Online advertising presents opportunities no business can afford to miss. Even the smallest hometown retailer can use the Internet to attract potential customers, whether they live across town, in another state or outside the country. If a business wants to keep that customer's loyalty, however, it is going to need to inspire their confidence.
The Better Business Bureau believes that truthful and accurate advertising is the key to building consumer trust in both the traditional and online marketplace. The following tips can assist businesses looking to establish credibility on the Internet.
- Help the consumer to make an informed buying decision. Your advertisement should provide consumers with access to relevant information about your company and its goods or services available for purchase online.
- Tell the truth. The Federal Trade Commission prohibits unfair or deceptive advertising on the Internet and elsewhere. A claim can be misleading if relevant information is left out or if the claim implies something that is not true.
- Disclaimers must be clear and conspicuous. That means a consumer must be able to notice, read or hear, and understand the information.
- Live up to your promises. If you advertise "100% satisfaction or your money back," then fulfill that commitment. If you advertise a speedy shipping delivery date, you must meet that obligation.
- Be able to substantiate your advertising claims, especially when they concern health, safety or performance. Your advertising claims must be supported by facts. Do not omit pertinent information or use deception to lure consumers into believing your product delivers more than it does.
- Use accurate comparisons. When comparing your product to a competitor's, compare similar attributes that contribute strongly to the product's worth or usefulness. Avoid "apples and oranges" comparisons.
- Advertising to children warrants special care. The BBB's Children's Advertising Review Unit offers guidelines for online advertisers that target children.
- Spammers do not inspire consumer trust. Spam e-mail is typically considered a nuisance by consumers and a majority of states have laws regulating unsolicited commercial or bulk e-mail advertising.

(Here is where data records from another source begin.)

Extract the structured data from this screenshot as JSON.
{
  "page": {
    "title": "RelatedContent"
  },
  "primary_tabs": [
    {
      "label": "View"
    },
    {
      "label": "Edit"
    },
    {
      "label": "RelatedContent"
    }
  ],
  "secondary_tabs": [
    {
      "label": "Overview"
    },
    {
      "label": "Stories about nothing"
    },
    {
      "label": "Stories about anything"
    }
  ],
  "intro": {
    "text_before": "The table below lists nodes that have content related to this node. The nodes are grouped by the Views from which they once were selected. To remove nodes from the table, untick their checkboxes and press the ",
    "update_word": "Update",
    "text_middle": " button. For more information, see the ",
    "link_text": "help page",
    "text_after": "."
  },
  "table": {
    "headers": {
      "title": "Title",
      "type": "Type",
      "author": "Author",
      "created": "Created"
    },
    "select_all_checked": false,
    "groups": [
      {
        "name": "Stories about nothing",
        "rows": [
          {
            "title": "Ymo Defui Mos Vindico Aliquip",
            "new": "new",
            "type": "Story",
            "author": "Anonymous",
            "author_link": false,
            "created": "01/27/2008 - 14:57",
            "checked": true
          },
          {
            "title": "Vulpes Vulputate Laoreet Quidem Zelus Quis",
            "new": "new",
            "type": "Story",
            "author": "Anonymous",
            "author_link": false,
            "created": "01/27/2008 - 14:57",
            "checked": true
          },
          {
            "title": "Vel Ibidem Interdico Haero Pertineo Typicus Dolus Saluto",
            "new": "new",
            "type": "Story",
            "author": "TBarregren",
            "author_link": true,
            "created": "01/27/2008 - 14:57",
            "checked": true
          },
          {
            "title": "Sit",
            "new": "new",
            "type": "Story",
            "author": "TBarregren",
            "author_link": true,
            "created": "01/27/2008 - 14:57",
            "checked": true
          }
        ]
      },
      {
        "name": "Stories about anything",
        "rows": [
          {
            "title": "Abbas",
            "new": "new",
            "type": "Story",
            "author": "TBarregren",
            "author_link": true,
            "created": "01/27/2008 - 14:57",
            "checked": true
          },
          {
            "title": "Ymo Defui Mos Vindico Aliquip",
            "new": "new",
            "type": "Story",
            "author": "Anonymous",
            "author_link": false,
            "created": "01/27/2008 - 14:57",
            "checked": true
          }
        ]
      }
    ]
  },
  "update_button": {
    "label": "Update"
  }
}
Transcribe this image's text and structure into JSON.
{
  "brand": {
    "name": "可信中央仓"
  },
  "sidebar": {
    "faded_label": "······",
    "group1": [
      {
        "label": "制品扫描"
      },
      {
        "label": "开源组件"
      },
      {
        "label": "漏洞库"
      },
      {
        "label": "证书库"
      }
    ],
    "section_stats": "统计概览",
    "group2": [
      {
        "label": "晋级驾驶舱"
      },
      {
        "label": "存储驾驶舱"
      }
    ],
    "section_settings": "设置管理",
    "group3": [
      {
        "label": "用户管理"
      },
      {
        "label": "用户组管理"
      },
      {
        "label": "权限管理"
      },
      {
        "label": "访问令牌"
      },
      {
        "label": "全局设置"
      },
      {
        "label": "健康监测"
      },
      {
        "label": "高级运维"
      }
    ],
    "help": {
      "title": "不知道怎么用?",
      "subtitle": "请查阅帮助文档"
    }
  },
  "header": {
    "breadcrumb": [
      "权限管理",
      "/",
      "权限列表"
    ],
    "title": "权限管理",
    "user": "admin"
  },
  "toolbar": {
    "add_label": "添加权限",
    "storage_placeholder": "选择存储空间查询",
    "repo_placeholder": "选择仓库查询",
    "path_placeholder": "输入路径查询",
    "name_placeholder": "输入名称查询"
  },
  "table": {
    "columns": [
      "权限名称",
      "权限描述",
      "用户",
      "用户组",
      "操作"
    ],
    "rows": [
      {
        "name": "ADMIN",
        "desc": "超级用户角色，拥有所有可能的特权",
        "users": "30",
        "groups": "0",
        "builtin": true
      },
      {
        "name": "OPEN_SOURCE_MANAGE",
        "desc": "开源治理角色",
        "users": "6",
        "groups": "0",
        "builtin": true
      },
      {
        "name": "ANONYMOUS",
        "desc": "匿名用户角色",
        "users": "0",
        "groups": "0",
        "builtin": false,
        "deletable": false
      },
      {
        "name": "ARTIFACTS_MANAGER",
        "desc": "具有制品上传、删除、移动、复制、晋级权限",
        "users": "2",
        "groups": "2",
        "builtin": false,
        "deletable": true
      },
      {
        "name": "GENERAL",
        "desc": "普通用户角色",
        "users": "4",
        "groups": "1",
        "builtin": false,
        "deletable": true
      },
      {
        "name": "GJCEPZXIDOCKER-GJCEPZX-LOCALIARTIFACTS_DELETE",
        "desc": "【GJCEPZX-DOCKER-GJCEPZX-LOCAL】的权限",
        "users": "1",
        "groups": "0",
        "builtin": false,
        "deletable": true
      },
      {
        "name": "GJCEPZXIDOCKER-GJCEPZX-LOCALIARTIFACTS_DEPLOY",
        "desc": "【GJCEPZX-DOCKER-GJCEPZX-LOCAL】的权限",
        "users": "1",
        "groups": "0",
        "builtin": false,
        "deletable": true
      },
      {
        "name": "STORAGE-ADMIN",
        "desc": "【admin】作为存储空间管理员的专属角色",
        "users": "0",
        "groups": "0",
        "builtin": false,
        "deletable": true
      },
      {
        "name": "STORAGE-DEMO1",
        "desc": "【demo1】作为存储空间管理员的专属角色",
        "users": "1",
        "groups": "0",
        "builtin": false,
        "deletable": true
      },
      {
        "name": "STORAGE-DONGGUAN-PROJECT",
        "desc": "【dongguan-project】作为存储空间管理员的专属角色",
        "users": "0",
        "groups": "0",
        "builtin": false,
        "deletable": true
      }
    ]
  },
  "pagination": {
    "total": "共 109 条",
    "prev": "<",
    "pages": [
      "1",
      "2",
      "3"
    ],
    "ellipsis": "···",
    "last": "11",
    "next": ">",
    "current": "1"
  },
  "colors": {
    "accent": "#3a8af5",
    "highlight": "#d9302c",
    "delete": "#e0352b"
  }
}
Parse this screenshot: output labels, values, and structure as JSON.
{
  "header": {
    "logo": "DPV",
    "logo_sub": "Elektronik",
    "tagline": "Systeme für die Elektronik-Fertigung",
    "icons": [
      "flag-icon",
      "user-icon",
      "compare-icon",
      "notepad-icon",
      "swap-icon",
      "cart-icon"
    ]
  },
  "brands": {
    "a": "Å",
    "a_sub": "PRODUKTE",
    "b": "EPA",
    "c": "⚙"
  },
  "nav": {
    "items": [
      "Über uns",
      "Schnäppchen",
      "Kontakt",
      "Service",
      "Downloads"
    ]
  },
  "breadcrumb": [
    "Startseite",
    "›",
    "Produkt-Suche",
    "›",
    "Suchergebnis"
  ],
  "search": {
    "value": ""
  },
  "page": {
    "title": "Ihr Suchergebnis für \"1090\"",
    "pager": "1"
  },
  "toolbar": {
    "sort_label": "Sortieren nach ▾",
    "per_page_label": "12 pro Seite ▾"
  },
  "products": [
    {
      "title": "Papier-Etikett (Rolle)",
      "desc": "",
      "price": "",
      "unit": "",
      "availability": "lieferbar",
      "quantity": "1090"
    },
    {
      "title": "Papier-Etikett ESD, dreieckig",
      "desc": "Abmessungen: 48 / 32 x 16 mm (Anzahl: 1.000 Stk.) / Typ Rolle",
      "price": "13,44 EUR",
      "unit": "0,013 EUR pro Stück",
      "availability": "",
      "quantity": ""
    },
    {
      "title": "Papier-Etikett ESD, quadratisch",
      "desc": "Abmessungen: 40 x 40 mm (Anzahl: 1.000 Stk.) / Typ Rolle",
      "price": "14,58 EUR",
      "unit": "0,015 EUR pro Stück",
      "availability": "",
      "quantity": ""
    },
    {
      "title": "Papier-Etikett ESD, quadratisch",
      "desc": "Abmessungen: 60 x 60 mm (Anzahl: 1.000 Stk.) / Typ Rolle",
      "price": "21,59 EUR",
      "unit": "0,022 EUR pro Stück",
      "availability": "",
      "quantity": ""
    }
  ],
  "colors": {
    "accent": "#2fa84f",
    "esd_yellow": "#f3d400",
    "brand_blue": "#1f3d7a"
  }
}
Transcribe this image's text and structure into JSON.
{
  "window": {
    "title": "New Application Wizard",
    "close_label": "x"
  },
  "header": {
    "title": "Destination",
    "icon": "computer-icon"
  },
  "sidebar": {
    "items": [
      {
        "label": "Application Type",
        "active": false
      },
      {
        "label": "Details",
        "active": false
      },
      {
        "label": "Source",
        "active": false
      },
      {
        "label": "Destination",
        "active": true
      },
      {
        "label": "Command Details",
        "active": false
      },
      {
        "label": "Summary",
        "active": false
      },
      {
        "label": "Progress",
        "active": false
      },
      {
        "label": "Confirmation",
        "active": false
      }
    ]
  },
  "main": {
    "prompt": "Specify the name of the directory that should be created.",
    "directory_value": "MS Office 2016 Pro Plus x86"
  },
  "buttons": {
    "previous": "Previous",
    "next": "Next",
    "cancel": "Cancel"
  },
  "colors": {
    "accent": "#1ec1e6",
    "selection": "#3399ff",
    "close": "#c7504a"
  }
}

For additional information on truthful advertising in the online marketplace, check the BBB Code of Online Business Practices at www.bbb.org.